Survivors can speak to a SART member to receive support, referrals, information and help understanding the reporting options. The SART member will document your assault on the SART form. Listing your name is optional, and up to you.  This form acts as a statistic for the college, for the purposes of reporting in compliance with federal law – the Clery Act. The SART member will maintain confidentiality to the fullest extent possible. S/he will need to report the incident to the Dean of Students if: you are under 18, if you or the campus community is in imminent danger, or, if the SART member has to comply with a legal order. 

Facilitation Option

Survivors can meet with a college Facilitator to work to possibly resolve the situation, with or without the alleged perpetrator. For instance, a Facilitator could meet with both parties to discuss what happened; a survivor may ask the Facilitator to read a letter s/he wrote to the alleged perpetrator; a survivor may request the alleged perpetrator keep distance, etc.  

College Facilitators:

Reverend Allison Read

Lisa Kassow, Hill House Director

Dean Margaret Lindsey, First Year Program  

Press Charges with the College Option
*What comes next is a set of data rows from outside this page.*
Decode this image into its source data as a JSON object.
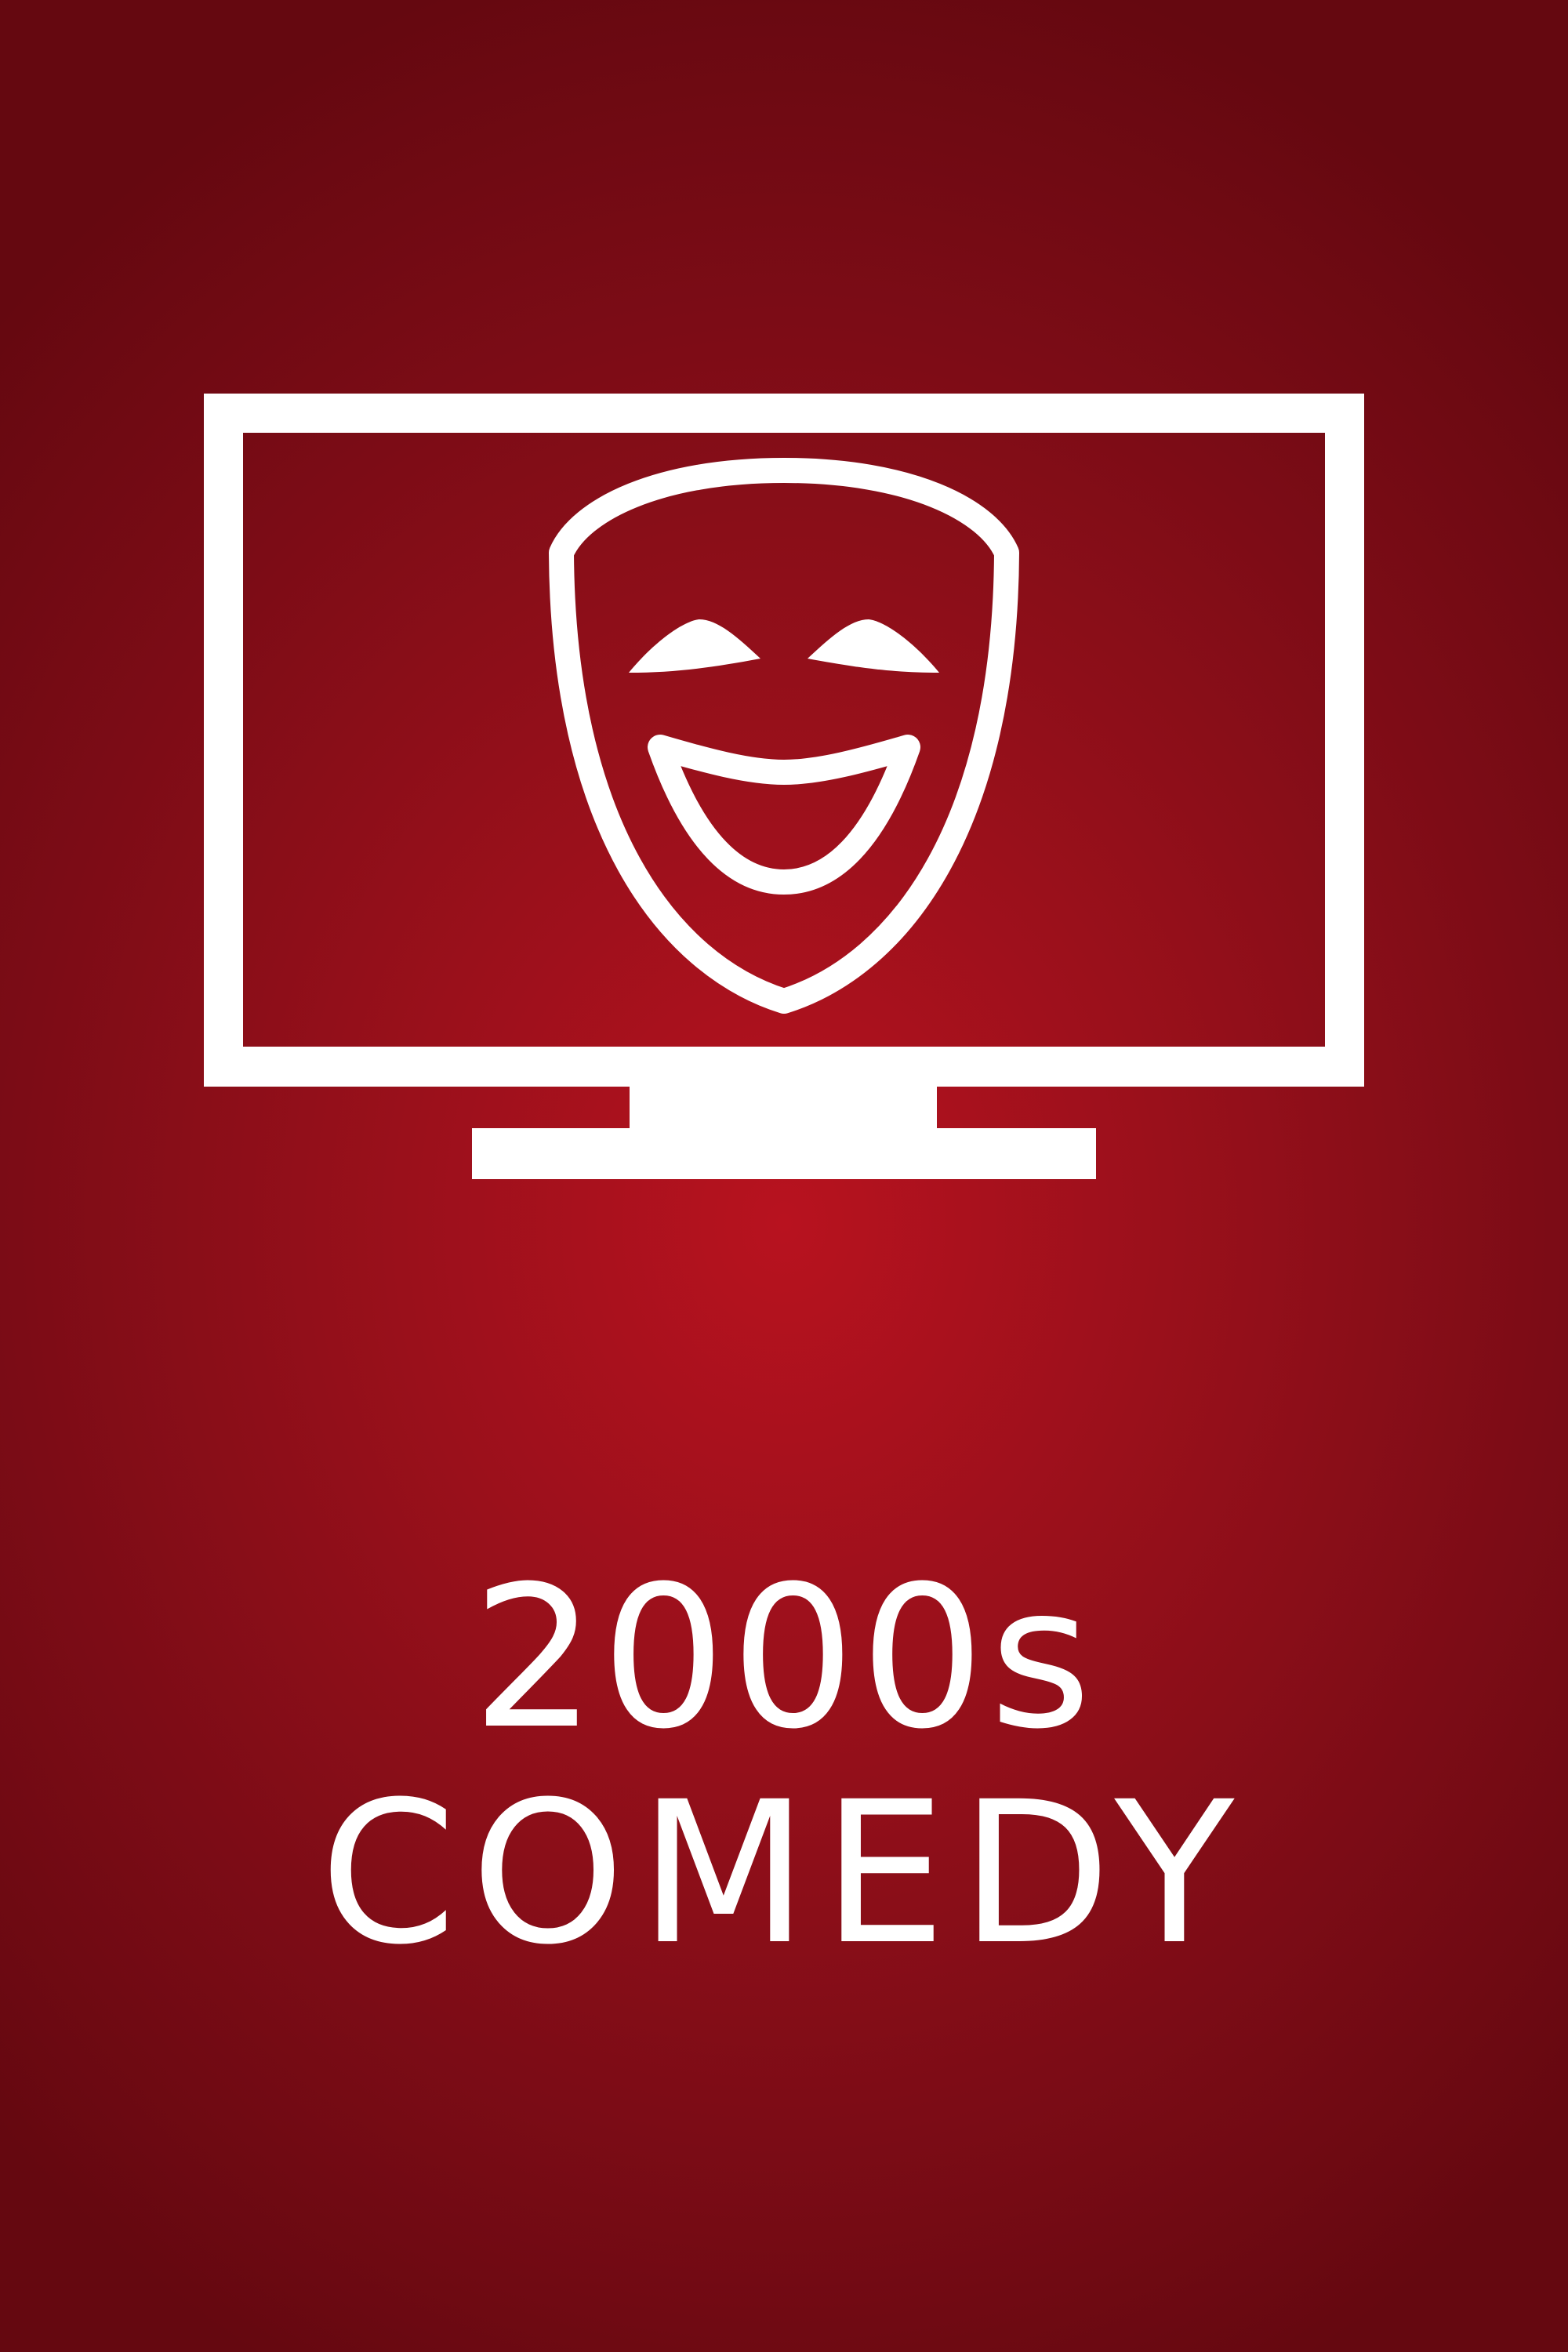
{
  "poster": {
    "background_color": "#a6111c",
    "foreground_color": "#ffffff",
    "icon": "tv-comedy-mask-icon",
    "title_line_1": "2000s",
    "title_line_2": "COMEDY"
  }
}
The college encourages a survivor to file a conduct charge with the Dean of Students, or an Associate Dean. The Dean will conduct an investigation - meeting with witnesses or those who can corroborate events before or after the incident. A hearing will be held with an administrative panel, to which you can have an advisor who is a member of the college, and witnesses that you name. Based on the evidence presented, the alleged perpetrator will be found guilty or not guilty, and disciplinary measures will be meted out based on the severity of the incident. The survivor is strongly urged to press charges before the alleged perpetrator graduates; after the fact there is little action the college can take. If the survivor was drunk at the time of the incident, and under age 21, s/he will not be charged with under-age drinking. 

Press Charges with the Police Option

The college encourages survivors to file a report with the Hartford Police. The evidence gathered at the hospital will be held for 60 days and can be used by the police in their investigation. A SART member can accompany you when you file a report. In Connecticut, a survivor has up to five (5) years following the incident to file a police report. 

Post-Evidence Collection Kit: Hartford Hospital

The college encourages survivors to go to Hartford Hospital for a ’post-evidence collection kit’, also known as a “rape kit.” The Trinity Emergency Response Team (TCERT) provides transportation: 860-297-2222. A survivor can bring a friend, and a Campus Advocate from the local rape crisis services (YWCA/SACS) will be notified. This advocate will stay with you and advocate on your behalf at your request. Please bring a change of clothes, and try not to shower or douche following the assault. The exam can take up to four hours.  Tests for “date-rape” drugs - such as GHB or Rohpynol  - and STDs, can be administered if requested. 


Students found guilty of sexual assault face a range of disciplinary measures up to and including expulsion. In cases of alleged sex offense,  

The accuser and the accused are entitled to the same opportunities to have others present during a disciplinary proceeding; and 

-     Both the accuser and the accused must be informed of the outcome of any institutional disciplinary proceeding that is brought alleging a sex offense.  Compliance with this paragraph does not constitute a violation of the Family Education Rights and Privacy Act (FERPA). 

-     For the purpose of this paragraph, the outcome of a disciplinary proceeding means only the institution’s final determination with respect to the alleged sex offense and any sanction that is imposed against the accused.